## Exercise objective:
From the data below, repeat everything exactly except the images.
*** Begin section ***
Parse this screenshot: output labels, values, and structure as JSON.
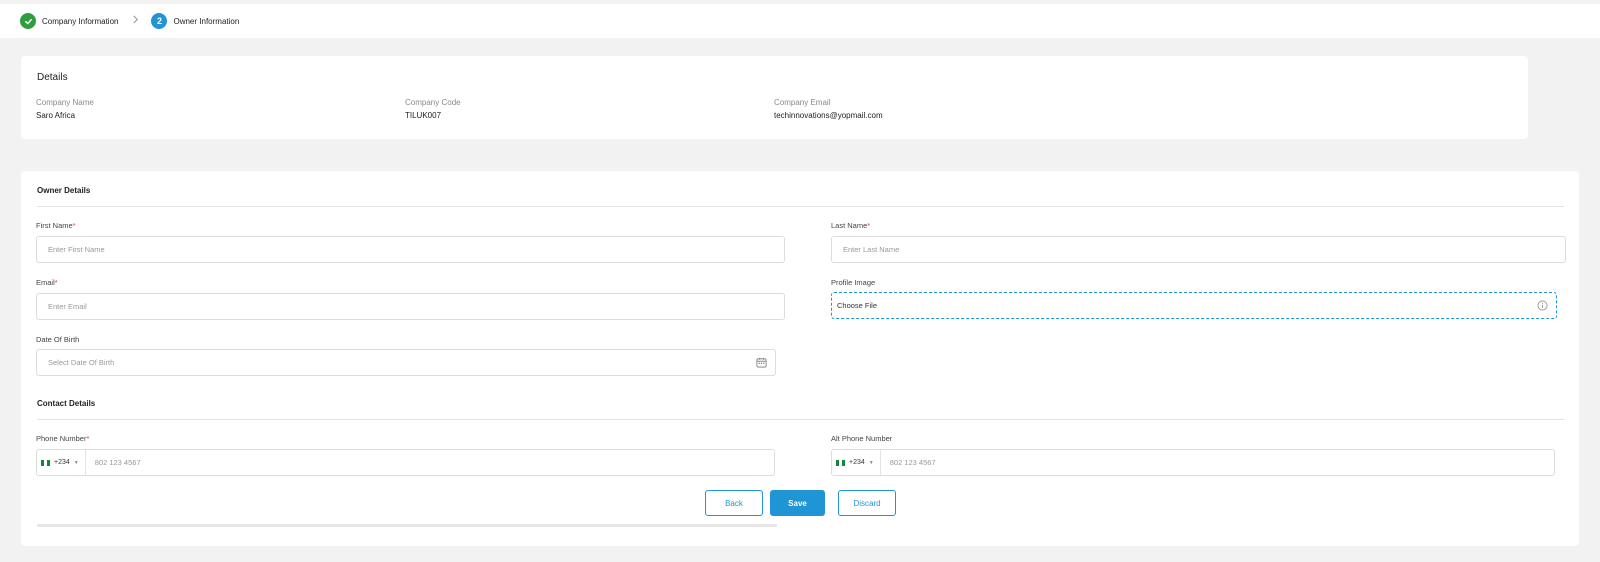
{
  "stepper": {
    "steps": [
      {
        "number": "",
        "label": "Company Information",
        "status": "done"
      },
      {
        "number": "2",
        "label": "Owner Information",
        "status": "active"
      }
    ]
  },
  "details": {
    "title": "Details",
    "fields": [
      {
        "label": "Company Name",
        "value": "Saro Africa"
      },
      {
        "label": "Company Code",
        "value": "TILUK007"
      },
      {
        "label": "Company Email",
        "value": "techinnovations@yopmail.com"
      }
    ]
  },
  "owner": {
    "title": "Owner Details",
    "first_name": {
      "label": "First Name",
      "required": "*",
      "placeholder": "Enter First Name"
    },
    "last_name": {
      "label": "Last Name",
      "required": "*",
      "placeholder": "Enter Last Name"
    },
    "email": {
      "label": "Email",
      "required": "*",
      "placeholder": "Enter Email"
    },
    "profile_image": {
      "label": "Profile Image",
      "value": "Choose File"
    },
    "dob": {
      "label": "Date Of Birth",
      "placeholder": "Select Date Of Birth"
    }
  },
  "contact": {
    "title": "Contact Details",
    "phone": {
      "label": "Phone Number",
      "required": "*",
      "code": "+234",
      "placeholder": "802 123 4567"
    },
    "alt_phone": {
      "label": "Alt Phone Number",
      "code": "+234",
      "placeholder": "802 123 4567"
    }
  },
  "actions": {
    "back": "Back",
    "save": "Save",
    "discard": "Discard"
  },
  "colors": {
    "accent": "#1f95d6",
    "success": "#2e9e3e",
    "required": "#e53935"
  }
}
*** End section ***
## Answer box:
Parse this screenshot: output labels, values, and structure as JSON.
{
  "stepper": {
    "steps": [
      {
        "number": "",
        "label": "Company Information",
        "status": "done"
      },
      {
        "number": "2",
        "label": "Owner Information",
        "status": "active"
      }
    ]
  },
  "details": {
    "title": "Details",
    "fields": [
      {
        "label": "Company Name",
        "value": "Saro Africa"
      },
      {
        "label": "Company Code",
        "value": "TILUK007"
      },
      {
        "label": "Company Email",
        "value": "techinnovations@yopmail.com"
      }
    ]
  },
  "owner": {
    "title": "Owner Details",
    "first_name": {
      "label": "First Name",
      "required": "*",
      "placeholder": "Enter First Name"
    },
    "last_name": {
      "label": "Last Name",
      "required": "*",
      "placeholder": "Enter Last Name"
    },
    "email": {
      "label": "Email",
      "required": "*",
      "placeholder": "Enter Email"
    },
    "profile_image": {
      "label": "Profile Image",
      "value": "Choose File"
    },
    "dob": {
      "label": "Date Of Birth",
      "placeholder": "Select Date Of Birth"
    }
  },
  "contact": {
    "title": "Contact Details",
    "phone": {
      "label": "Phone Number",
      "required": "*",
      "code": "+234",
      "placeholder": "802 123 4567"
    },
    "alt_phone": {
      "label": "Alt Phone Number",
      "code": "+234",
      "placeholder": "802 123 4567"
    }
  },
  "actions": {
    "back": "Back",
    "save": "Save",
    "discard": "Discard"
  },
  "colors": {
    "accent": "#1f95d6",
    "success": "#2e9e3e",
    "required": "#e53935"
  }
}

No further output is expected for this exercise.